Ruth and Detective Harry Nelson would like to find out—and fast. When they realize the house was once a childrens home, they track down the Catholic priest who served as its operator. Father Hennessey reports that two children did go missing from the home forty years before—a boy and a girl. They were never found. When carbon dating proves that the childs bones predate the home and relate to a time when the house was privately owned, Ruth is drawn ever more deeply into the case. But as spring turns into summer it becomes clear that someone is trying very hard to put her off the trail by frightening her, and her unborn child, half to death.
The Janus Stone is a riveting follow-up to Griffithss acclaimed The Crossing Places.
This book features a teaser chapter from the second Ruth Galloway mystery, The House at Seas End.
Forensic archeologist, Dr. Ruth Galloway is back--this time investigating a gruesome WWII war crime
There is already a neat trench in the narrow gap between the tall cliffs.

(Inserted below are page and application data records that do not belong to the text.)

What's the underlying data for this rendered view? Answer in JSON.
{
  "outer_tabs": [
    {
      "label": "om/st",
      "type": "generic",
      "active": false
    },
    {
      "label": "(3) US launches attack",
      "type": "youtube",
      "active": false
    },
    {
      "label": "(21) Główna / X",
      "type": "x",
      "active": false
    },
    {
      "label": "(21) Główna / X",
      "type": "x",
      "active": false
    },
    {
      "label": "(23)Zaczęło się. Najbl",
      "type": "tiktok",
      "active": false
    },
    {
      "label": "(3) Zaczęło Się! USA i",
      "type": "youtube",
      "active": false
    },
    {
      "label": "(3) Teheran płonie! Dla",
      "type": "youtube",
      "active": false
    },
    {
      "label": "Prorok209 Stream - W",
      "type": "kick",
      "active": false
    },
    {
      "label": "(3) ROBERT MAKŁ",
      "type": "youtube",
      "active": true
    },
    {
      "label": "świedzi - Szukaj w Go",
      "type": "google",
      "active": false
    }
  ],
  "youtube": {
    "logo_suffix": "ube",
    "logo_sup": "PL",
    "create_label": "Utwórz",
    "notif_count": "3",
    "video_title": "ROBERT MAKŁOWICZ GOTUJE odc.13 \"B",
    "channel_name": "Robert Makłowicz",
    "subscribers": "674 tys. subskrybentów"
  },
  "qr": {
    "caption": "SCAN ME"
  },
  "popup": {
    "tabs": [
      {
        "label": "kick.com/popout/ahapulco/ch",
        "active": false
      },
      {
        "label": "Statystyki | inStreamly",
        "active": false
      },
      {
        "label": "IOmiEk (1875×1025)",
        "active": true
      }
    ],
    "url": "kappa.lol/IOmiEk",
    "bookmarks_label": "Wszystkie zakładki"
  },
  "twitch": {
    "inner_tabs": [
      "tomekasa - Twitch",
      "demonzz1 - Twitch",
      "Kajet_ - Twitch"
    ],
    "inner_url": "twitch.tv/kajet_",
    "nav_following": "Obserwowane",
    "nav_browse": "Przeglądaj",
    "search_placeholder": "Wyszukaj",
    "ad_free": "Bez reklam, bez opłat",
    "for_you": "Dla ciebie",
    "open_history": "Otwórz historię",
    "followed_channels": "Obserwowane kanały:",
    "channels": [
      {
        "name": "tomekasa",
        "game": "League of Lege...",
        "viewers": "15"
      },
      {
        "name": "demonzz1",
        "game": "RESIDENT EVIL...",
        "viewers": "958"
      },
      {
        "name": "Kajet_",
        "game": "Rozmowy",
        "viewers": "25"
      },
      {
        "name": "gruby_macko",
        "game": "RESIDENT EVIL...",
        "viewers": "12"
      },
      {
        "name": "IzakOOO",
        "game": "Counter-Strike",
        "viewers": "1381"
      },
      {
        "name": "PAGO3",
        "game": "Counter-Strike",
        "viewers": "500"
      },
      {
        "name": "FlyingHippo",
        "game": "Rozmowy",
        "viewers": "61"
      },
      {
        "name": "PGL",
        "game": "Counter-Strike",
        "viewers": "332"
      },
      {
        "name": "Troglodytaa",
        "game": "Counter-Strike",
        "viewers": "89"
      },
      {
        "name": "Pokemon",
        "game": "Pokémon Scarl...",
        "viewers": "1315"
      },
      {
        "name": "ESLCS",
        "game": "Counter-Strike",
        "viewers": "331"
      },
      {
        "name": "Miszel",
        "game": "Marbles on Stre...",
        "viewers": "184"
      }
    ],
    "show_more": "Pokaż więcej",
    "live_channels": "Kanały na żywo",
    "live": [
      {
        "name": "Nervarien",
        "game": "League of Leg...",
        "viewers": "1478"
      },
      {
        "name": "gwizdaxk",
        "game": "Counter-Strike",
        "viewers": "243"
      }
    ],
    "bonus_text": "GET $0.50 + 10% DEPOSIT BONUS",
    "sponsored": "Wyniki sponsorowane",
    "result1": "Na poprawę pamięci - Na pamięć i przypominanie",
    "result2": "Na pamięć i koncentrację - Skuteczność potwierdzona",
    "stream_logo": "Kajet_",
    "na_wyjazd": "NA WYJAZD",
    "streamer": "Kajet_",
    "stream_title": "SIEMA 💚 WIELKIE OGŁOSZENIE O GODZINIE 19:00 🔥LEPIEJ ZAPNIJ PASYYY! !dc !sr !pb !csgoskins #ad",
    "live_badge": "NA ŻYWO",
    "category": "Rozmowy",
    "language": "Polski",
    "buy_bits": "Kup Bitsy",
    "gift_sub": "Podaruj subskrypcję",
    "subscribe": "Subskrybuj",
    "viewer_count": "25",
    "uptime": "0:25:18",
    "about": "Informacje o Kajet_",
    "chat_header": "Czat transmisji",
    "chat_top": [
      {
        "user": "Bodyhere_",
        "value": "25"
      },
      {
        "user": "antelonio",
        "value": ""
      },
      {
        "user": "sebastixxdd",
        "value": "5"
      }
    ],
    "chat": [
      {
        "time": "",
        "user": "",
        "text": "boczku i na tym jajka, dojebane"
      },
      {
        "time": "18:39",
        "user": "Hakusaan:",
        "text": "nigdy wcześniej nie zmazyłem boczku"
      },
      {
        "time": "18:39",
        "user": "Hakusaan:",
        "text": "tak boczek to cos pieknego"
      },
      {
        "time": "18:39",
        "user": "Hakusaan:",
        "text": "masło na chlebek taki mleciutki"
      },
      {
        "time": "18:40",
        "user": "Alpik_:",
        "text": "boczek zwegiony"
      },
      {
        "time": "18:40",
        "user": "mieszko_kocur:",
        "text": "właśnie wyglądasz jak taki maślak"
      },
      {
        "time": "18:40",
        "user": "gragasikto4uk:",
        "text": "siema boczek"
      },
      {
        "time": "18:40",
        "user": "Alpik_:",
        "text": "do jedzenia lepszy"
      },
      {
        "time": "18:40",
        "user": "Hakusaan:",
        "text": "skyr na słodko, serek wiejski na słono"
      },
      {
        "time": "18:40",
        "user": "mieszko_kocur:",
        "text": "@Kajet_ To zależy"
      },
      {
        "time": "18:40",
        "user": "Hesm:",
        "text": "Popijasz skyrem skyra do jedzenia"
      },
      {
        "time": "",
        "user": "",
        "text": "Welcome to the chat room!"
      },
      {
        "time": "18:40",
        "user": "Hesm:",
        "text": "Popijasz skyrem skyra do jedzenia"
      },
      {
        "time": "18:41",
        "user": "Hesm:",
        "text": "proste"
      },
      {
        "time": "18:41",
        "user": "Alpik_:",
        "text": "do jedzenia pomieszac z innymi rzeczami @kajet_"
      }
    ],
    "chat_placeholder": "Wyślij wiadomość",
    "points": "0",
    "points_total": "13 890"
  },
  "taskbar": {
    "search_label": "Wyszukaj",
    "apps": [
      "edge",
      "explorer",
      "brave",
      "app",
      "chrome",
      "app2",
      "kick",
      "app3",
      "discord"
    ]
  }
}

Nelson looks at it with pleasure . . . Then he looks closer. The trench appears to be full of bones.
Elly Griffithss Ruth Galloway novels have been praised as “highly atmospheric” (New York Times Book Review) and “remarkable” (Richmond Times-Dispatch). Now the beloved forensic archeologist returns, called in to investigate when human bones surface on a remote Norfolk beach.
Just back from maternity leave, Ruth is finding it difficult to juggle motherhood and work. The presence of DCI Harry Nelson—the married father of her daughter, Kate—does not help. The bones, skeletons of six men with their arms bound, turn out to be about seventy years old, which leads Nelson and Ruth to the war years, a desperate time on this stretch of coastland. Home Guard veteran Archie Whitcliffe reveals the existence of a secret the old soldiers have vowed to protect with their lives. But then Archie is killed and a German journalist arrives, asking questions about Operation Lucifer, a plan to stop a German invasion, and a possible British war crime. What was Operation Lucifer? And who is prepared to kill to keep its secret?
About the Author
ELLY GRIFFITH's Ruth Galloway novels — The Crossing Places, The Janus Stone, The House at Sea's End, A Room Full of Bones, A Dying Fall, The Outcast Dead, and The Ghost Fields — have been praised as "gripping" (Louise Penny), "highly atmospheric," (New York Times Book Review), and "must-reads for fans of crime fiction" (Associated Press). She is the winner of the 2010 Mary Higgins Clark Award.